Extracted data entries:
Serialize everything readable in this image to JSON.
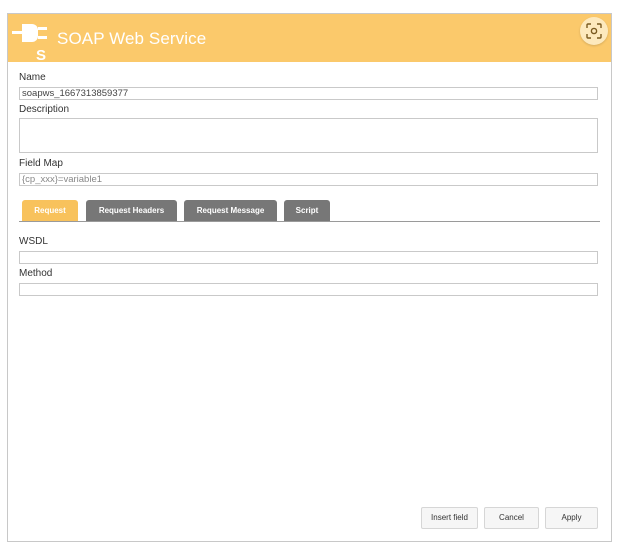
{
  "header": {
    "title": "SOAP Web Service",
    "background_color": "#fbc96b",
    "icon": "plug-s-icon",
    "fullscreen_icon": "focus-frame-icon"
  },
  "form": {
    "name_label": "Name",
    "name_value": "soapws_1667313859377",
    "description_label": "Description",
    "description_value": "",
    "field_map_label": "Field Map",
    "field_map_placeholder": "{cp_xxx}=variable1"
  },
  "tabs": [
    {
      "label": "Request",
      "active": true
    },
    {
      "label": "Request Headers",
      "active": false
    },
    {
      "label": "Request Message",
      "active": false
    },
    {
      "label": "Script",
      "active": false
    }
  ],
  "request": {
    "wsdl_label": "WSDL",
    "wsdl_value": "",
    "method_label": "Method",
    "method_value": ""
  },
  "footer": {
    "insert_field": "Insert field",
    "cancel": "Cancel",
    "apply": "Apply"
  },
  "colors": {
    "accent": "#f8c25c",
    "tab_inactive": "#777777"
  }
}
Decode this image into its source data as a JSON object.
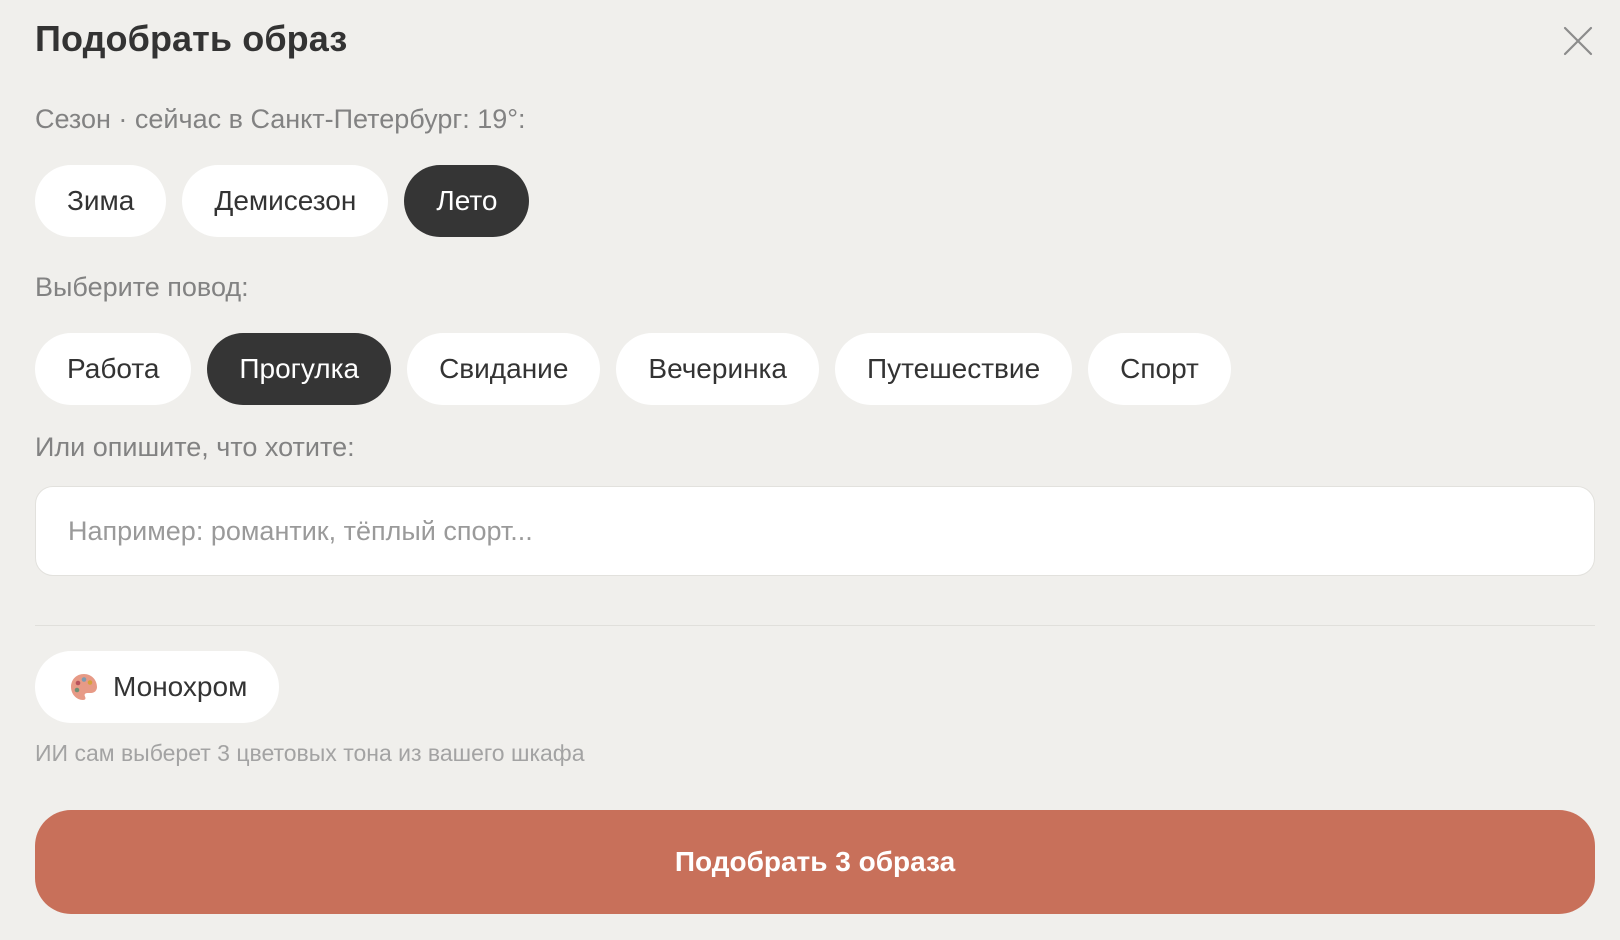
{
  "modal": {
    "title": "Подобрать образ",
    "close_icon": "close-icon"
  },
  "season": {
    "label": "Сезон · сейчас в Санкт-Петербург: 19°:",
    "options": [
      "Зима",
      "Демисезон",
      "Лето"
    ],
    "selected": "Лето"
  },
  "occasion": {
    "label": "Выберите повод:",
    "options": [
      "Работа",
      "Прогулка",
      "Свидание",
      "Вечеринка",
      "Путешествие",
      "Спорт"
    ],
    "selected": "Прогулка"
  },
  "describe": {
    "label": "Или опишите, что хотите:",
    "value": "",
    "placeholder": "Например: романтик, тёплый спорт..."
  },
  "monochrome": {
    "label": "Монохром",
    "icon": "palette-icon",
    "hint": "ИИ сам выберет 3 цветовых тона из вашего шкафа"
  },
  "submit": {
    "label": "Подобрать 3 образа"
  },
  "colors": {
    "background": "#f0efec",
    "chip": "#ffffff",
    "chip_active": "#353535",
    "accent": "#c8705a",
    "text": "#333333",
    "muted": "#828282"
  }
}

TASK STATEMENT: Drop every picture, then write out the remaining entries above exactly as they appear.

EXERCISE OUTPUT:
Serialize everything readable in this image to JSON.
{
  "header": {
    "title": "SOAP Web Service",
    "background_color": "#fbc96b",
    "icon": "plug-s-icon",
    "fullscreen_icon": "focus-frame-icon"
  },
  "form": {
    "name_label": "Name",
    "name_value": "soapws_1667313859377",
    "description_label": "Description",
    "description_value": "",
    "field_map_label": "Field Map",
    "field_map_placeholder": "{cp_xxx}=variable1"
  },
  "tabs": [
    {
      "label": "Request",
      "active": true
    },
    {
      "label": "Request Headers",
      "active": false
    },
    {
      "label": "Request Message",
      "active": false
    },
    {
      "label": "Script",
      "active": false
    }
  ],
  "request": {
    "wsdl_label": "WSDL",
    "wsdl_value": "",
    "method_label": "Method",
    "method_value": ""
  },
  "footer": {
    "insert_field": "Insert field",
    "cancel": "Cancel",
    "apply": "Apply"
  },
  "colors": {
    "accent": "#f8c25c",
    "tab_inactive": "#777777"
  }
}
Decode this image into its source data as a JSON object.
{
  "modal": {
    "title": "Подобрать образ",
    "close_icon": "close-icon"
  },
  "season": {
    "label": "Сезон · сейчас в Санкт-Петербург: 19°:",
    "options": [
      "Зима",
      "Демисезон",
      "Лето"
    ],
    "selected": "Лето"
  },
  "occasion": {
    "label": "Выберите повод:",
    "options": [
      "Работа",
      "Прогулка",
      "Свидание",
      "Вечеринка",
      "Путешествие",
      "Спорт"
    ],
    "selected": "Прогулка"
  },
  "describe": {
    "label": "Или опишите, что хотите:",
    "value": "",
    "placeholder": "Например: романтик, тёплый спорт..."
  },
  "monochrome": {
    "label": "Монохром",
    "icon": "palette-icon",
    "hint": "ИИ сам выберет 3 цветовых тона из вашего шкафа"
  },
  "submit": {
    "label": "Подобрать 3 образа"
  },
  "colors": {
    "background": "#f0efec",
    "chip": "#ffffff",
    "chip_active": "#353535",
    "accent": "#c8705a",
    "text": "#333333",
    "muted": "#828282"
  }
}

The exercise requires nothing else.